You can’t help but admire the wheel-like webs of the orb-weavers, bejewelled with droplets of dew on an autumn morning. Bluish coloured silk webs around entrances to holes and crevices are the work of lace webbed spiders (also known as lace weavers). And as the temperature drops, male house spiders become more active as they search for mates. Don’t worry, they’re absolutely harmless!
But who knew that Surrey is a hotspot for spectacularly scary spiders? It’s perhaps not the best news for arachnophobes, but spiders are fascinating creatures.
Surrey is a really important county for spiders, with more than 400 species recorded – and we believe that some rare species of spider can now only be found here in the county.
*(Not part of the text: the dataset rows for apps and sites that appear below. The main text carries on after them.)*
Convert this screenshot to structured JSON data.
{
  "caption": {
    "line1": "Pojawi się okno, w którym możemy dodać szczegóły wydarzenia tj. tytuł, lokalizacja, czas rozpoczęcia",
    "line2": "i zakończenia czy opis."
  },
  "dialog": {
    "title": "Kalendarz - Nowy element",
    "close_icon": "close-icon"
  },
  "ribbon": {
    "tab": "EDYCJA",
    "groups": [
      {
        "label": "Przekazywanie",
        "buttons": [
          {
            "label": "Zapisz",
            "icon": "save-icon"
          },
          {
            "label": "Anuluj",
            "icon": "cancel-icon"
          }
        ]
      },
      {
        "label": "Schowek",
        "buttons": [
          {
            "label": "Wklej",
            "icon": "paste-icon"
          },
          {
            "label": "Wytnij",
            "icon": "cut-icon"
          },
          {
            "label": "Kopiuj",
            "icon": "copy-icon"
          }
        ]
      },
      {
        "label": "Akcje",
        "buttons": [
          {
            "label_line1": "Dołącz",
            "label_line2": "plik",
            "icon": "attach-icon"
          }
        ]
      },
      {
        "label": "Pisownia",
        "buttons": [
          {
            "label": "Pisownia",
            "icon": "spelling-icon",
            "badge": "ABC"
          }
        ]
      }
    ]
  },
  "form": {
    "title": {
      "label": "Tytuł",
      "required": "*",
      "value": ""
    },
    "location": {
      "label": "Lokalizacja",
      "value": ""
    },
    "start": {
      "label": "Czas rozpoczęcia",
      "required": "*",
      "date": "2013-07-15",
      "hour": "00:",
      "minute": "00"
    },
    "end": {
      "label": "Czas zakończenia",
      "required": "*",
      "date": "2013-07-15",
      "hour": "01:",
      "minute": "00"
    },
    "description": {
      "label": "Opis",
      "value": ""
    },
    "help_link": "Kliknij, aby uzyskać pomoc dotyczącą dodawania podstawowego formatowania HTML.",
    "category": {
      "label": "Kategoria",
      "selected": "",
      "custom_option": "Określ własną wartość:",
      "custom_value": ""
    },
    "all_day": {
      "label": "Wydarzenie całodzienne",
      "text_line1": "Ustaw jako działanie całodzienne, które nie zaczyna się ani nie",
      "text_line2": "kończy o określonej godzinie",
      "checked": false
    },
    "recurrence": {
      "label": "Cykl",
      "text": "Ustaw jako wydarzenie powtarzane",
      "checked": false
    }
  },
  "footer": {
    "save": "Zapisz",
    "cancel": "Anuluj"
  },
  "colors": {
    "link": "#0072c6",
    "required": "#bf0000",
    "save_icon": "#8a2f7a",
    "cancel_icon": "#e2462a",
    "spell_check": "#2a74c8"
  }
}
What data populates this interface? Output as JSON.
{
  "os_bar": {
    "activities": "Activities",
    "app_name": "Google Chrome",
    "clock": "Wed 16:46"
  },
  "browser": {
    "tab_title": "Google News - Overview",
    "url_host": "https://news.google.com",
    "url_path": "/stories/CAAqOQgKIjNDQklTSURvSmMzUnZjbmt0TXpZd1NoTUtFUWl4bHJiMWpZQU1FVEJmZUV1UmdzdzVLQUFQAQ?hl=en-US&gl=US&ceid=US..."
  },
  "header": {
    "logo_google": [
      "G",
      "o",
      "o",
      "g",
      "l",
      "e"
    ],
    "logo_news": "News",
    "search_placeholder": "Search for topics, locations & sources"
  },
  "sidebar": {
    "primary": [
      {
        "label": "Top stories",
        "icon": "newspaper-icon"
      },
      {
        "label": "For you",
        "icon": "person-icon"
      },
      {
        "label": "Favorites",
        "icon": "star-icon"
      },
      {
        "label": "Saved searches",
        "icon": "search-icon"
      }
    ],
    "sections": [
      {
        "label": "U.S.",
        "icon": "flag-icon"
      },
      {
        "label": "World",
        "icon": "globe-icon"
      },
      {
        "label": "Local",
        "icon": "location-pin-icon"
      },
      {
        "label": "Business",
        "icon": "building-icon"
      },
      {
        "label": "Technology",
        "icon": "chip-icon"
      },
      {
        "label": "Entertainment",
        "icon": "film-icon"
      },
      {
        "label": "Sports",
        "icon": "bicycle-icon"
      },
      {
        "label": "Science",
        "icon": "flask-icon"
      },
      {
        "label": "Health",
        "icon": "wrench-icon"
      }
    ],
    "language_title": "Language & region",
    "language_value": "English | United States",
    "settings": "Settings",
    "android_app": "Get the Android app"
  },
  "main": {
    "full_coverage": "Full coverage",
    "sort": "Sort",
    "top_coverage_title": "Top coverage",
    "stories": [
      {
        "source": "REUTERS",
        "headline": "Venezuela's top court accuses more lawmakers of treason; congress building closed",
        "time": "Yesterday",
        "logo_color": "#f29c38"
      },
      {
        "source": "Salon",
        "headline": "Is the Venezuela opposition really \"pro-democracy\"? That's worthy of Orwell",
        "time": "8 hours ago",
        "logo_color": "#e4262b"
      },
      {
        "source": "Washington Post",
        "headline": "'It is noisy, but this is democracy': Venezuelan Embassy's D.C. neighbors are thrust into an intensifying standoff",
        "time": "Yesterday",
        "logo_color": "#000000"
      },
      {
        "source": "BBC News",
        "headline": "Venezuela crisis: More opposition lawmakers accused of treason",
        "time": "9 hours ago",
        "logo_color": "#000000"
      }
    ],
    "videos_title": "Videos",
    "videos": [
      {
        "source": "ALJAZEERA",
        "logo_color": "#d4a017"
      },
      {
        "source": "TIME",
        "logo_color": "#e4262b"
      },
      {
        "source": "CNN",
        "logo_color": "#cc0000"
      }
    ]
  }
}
Love them or hate them, spiders play a critical role in our ecosystems, as prey and predator. Surrey offers some of the best places for them to live and thrive. Heathlands such as Chobham Common are home to large numbers of different spiders – it’s recognised as nationally important for some species. Older grasslands and woodlands are also good hunting grounds for spider spotters.
Only a few species have common names, such as the indoors daddy long-legs and large house spiders, and outdoors the cross or plain garden spider. Another species often seen around houses is the wine-red woodlouse spider, which has exceptionally large jaws to penetrate the segmented armour of its chief prey, woodlice. The endearing jumping spiders are invariably tiny but have excellent all-round vision, matchless athleticism and may be found in both urban and natural habitats. The black-and-white striped zebra spider is perhaps the best known, while the striking bowed or gorilla jumper is locally found on damp heaths such as Whitmoor and Wisley Commons.